From the first record to the last, write out each one exactly.

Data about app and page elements
-=-=-

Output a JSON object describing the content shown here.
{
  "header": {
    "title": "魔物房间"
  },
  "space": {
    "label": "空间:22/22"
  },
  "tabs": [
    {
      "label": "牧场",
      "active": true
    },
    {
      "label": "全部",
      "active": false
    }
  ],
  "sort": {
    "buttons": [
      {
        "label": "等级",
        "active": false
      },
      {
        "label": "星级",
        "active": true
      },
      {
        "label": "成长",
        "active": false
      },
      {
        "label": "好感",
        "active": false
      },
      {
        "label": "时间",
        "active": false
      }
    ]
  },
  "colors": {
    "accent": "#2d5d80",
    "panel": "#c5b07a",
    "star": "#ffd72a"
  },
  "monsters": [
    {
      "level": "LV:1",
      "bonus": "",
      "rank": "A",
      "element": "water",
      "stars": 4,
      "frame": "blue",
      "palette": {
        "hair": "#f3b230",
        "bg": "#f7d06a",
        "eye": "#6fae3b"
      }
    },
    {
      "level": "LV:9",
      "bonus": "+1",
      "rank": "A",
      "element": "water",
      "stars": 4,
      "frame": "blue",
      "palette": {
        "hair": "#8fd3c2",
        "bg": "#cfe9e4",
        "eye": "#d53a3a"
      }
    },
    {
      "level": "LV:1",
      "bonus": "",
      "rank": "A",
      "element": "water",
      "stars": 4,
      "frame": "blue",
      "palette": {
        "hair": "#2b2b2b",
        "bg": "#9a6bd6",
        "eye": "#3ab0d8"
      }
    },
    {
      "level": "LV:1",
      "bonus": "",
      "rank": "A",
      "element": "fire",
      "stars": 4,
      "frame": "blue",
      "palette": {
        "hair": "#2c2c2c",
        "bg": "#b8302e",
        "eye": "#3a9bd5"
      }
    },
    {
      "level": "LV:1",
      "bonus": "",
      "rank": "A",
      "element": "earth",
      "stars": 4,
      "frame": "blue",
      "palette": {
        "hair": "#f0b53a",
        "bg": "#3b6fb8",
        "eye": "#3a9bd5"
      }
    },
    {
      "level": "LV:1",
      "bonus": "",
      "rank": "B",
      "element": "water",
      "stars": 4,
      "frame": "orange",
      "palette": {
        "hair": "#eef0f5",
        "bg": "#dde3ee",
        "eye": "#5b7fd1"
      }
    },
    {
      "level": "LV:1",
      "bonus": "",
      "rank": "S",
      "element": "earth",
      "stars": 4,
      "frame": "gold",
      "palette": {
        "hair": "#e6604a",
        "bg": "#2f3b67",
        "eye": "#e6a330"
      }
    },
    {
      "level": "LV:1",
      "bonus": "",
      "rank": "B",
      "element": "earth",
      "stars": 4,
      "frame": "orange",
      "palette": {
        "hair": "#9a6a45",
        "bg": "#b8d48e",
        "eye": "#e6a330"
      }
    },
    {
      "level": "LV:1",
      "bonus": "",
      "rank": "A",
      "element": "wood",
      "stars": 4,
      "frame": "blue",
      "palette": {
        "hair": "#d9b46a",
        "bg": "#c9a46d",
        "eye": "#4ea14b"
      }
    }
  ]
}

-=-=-

TASK ANSWER
Output a JSON object describing the content shown here.
{
  "header": {
    "title": "魔物房间"
  },
  "space": {
    "label": "空间:22/22"
  },
  "tabs": [
    {
      "label": "牧场",
      "active": true
    },
    {
      "label": "全部",
      "active": false
    }
  ],
  "sort": {
    "buttons": [
      {
        "label": "等级",
        "active": false
      },
      {
        "label": "星级",
        "active": true
      },
      {
        "label": "成长",
        "active": false
      },
      {
        "label": "好感",
        "active": false
      },
      {
        "label": "时间",
        "active": false
      }
    ]
  },
  "colors": {
    "accent": "#2d5d80",
    "panel": "#c5b07a",
    "star": "#ffd72a"
  },
  "monsters": [
    {
      "level": "LV:1",
      "bonus": "",
      "rank": "A",
      "element": "water",
      "stars": 4,
      "frame": "blue",
      "palette": {
        "hair": "#f3b230",
        "bg": "#f7d06a",
        "eye": "#6fae3b"
      }
    },
    {
      "level": "LV:9",
      "bonus": "+1",
      "rank": "A",
      "element": "water",
      "stars": 4,
      "frame": "blue",
      "palette": {
        "hair": "#8fd3c2",
        "bg": "#cfe9e4",
        "eye": "#d53a3a"
      }
    },
    {
      "level": "LV:1",
      "bonus": "",
      "rank": "A",
      "element": "water",
      "stars": 4,
      "frame": "blue",
      "palette": {
        "hair": "#2b2b2b",
        "bg": "#9a6bd6",
        "eye": "#3ab0d8"
      }
    },
    {
      "level": "LV:1",
      "bonus": "",
      "rank": "A",
      "element": "fire",
      "stars": 4,
      "frame": "blue",
      "palette": {
        "hair": "#2c2c2c",
        "bg": "#b8302e",
        "eye": "#3a9bd5"
      }
    },
    {
      "level": "LV:1",
      "bonus": "",
      "rank": "A",
      "element": "earth",
      "stars": 4,
      "frame": "blue",
      "palette": {
        "hair": "#f0b53a",
        "bg": "#3b6fb8",
        "eye": "#3a9bd5"
      }
    },
    {
      "level": "LV:1",
      "bonus": "",
      "rank": "B",
      "element": "water",
      "stars": 4,
      "frame": "orange",
      "palette": {
        "hair": "#eef0f5",
        "bg": "#dde3ee",
        "eye": "#5b7fd1"
      }
    },
    {
      "level": "LV:1",
      "bonus": "",
      "rank": "S",
      "element": "earth",
      "stars": 4,
      "frame": "gold",
      "palette": {
        "hair": "#e6604a",
        "bg": "#2f3b67",
        "eye": "#e6a330"
      }
    },
    {
      "level": "LV:1",
      "bonus": "",
      "rank": "B",
      "element": "earth",
      "stars": 4,
      "frame": "orange",
      "palette": {
        "hair": "#9a6a45",
        "bg": "#b8d48e",
        "eye": "#e6a330"
      }
    },
    {
      "level": "LV:1",
      "bonus": "",
      "rank": "A",
      "element": "wood",
      "stars": 4,
      "frame": "blue",
      "palette": {
        "hair": "#d9b46a",
        "bg": "#c9a46d",
        "eye": "#4ea14b"
      }
    }
  ]
}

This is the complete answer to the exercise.